*** Source data

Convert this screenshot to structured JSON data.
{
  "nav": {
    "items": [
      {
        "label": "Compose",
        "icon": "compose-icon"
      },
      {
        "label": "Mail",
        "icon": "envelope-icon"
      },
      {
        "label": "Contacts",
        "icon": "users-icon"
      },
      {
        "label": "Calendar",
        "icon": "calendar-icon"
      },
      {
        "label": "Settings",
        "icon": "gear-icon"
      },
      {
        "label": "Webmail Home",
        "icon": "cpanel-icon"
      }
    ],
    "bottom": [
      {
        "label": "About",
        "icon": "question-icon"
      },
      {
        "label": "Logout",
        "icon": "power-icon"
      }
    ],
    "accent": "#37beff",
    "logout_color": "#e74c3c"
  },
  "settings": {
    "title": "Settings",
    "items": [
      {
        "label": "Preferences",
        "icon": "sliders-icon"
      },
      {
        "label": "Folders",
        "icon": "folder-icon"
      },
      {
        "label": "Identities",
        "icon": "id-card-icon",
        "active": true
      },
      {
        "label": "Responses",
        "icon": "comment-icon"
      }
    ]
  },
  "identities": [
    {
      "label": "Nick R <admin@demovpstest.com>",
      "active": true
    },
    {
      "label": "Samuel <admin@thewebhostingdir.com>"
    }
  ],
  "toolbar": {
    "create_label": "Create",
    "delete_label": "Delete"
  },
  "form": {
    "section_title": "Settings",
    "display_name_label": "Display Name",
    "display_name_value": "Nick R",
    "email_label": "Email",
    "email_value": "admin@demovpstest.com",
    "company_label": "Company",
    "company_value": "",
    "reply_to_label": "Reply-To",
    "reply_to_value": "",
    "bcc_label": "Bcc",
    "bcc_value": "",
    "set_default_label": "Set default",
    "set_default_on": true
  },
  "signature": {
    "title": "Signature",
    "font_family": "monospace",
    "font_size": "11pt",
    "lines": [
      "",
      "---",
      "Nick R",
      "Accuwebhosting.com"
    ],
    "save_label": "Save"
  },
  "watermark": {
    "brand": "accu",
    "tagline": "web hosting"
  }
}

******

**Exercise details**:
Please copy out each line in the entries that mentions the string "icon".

**Solution to this task**:
        "icon": "compose-icon"
        "icon": "envelope-icon"
        "icon": "users-icon"
        "icon": "calendar-icon"
        "icon": "gear-icon"
        "icon": "cpanel-icon"
        "icon": "question-icon"
        "icon": "power-icon"
        "icon": "sliders-icon"
        "icon": "folder-icon"
        "icon": "id-card-icon",
        "icon": "comment-icon"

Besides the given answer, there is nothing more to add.